◆ What to produce
From the listing that follows, extract every line and set it down unaltered.

◆ Dataset entries
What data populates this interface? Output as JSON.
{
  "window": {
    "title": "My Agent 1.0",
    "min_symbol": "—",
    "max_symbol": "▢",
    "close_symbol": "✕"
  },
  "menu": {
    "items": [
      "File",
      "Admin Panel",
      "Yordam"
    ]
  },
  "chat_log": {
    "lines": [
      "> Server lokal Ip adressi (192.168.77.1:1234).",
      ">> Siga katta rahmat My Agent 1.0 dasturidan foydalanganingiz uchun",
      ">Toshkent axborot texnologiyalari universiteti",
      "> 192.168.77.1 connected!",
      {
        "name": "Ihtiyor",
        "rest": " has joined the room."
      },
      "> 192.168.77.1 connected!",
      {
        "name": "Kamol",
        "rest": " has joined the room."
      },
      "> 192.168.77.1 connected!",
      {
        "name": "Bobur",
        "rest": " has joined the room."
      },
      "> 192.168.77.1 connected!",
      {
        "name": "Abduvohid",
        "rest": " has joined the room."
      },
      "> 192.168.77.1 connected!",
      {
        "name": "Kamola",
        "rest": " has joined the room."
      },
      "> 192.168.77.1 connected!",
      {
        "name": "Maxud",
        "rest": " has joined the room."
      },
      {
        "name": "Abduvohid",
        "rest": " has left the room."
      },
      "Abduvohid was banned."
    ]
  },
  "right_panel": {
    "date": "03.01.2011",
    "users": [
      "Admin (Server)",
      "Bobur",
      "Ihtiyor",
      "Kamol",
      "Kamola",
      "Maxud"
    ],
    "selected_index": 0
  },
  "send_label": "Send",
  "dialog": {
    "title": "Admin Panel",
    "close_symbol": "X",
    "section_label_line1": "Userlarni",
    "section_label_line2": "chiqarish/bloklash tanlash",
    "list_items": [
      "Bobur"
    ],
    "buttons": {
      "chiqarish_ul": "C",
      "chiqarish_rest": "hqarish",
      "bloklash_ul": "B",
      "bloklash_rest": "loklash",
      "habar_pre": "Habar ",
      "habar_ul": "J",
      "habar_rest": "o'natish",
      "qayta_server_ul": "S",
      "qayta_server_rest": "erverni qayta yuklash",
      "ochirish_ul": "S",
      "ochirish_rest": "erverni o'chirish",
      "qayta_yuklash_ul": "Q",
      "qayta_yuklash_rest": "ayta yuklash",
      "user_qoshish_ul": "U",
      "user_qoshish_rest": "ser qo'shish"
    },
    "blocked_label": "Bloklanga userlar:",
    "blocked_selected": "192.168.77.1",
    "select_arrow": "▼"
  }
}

◆ Response area
What data populates this interface? Output as JSON.
{
  "window": {
    "title": "My Agent 1.0",
    "min_symbol": "—",
    "max_symbol": "▢",
    "close_symbol": "✕"
  },
  "menu": {
    "items": [
      "File",
      "Admin Panel",
      "Yordam"
    ]
  },
  "chat_log": {
    "lines": [
      "> Server lokal Ip adressi (192.168.77.1:1234).",
      ">> Siga katta rahmat My Agent 1.0 dasturidan foydalanganingiz uchun",
      ">Toshkent axborot texnologiyalari universiteti",
      "> 192.168.77.1 connected!",
      {
        "name": "Ihtiyor",
        "rest": " has joined the room."
      },
      "> 192.168.77.1 connected!",
      {
        "name": "Kamol",
        "rest": " has joined the room."
      },
      "> 192.168.77.1 connected!",
      {
        "name": "Bobur",
        "rest": " has joined the room."
      },
      "> 192.168.77.1 connected!",
      {
        "name": "Abduvohid",
        "rest": " has joined the room."
      },
      "> 192.168.77.1 connected!",
      {
        "name": "Kamola",
        "rest": " has joined the room."
      },
      "> 192.168.77.1 connected!",
      {
        "name": "Maxud",
        "rest": " has joined the room."
      },
      {
        "name": "Abduvohid",
        "rest": " has left the room."
      },
      "Abduvohid was banned."
    ]
  },
  "right_panel": {
    "date": "03.01.2011",
    "users": [
      "Admin (Server)",
      "Bobur",
      "Ihtiyor",
      "Kamol",
      "Kamola",
      "Maxud"
    ],
    "selected_index": 0
  },
  "send_label": "Send",
  "dialog": {
    "title": "Admin Panel",
    "close_symbol": "X",
    "section_label_line1": "Userlarni",
    "section_label_line2": "chiqarish/bloklash tanlash",
    "list_items": [
      "Bobur"
    ],
    "buttons": {
      "chiqarish_ul": "C",
      "chiqarish_rest": "hqarish",
      "bloklash_ul": "B",
      "bloklash_rest": "loklash",
      "habar_pre": "Habar ",
      "habar_ul": "J",
      "habar_rest": "o'natish",
      "qayta_server_ul": "S",
      "qayta_server_rest": "erverni qayta yuklash",
      "ochirish_ul": "S",
      "ochirish_rest": "erverni o'chirish",
      "qayta_yuklash_ul": "Q",
      "qayta_yuklash_rest": "ayta yuklash",
      "user_qoshish_ul": "U",
      "user_qoshish_rest": "ser qo'shish"
    },
    "blocked_label": "Bloklanga userlar:",
    "blocked_selected": "192.168.77.1",
    "select_arrow": "▼"
  }
}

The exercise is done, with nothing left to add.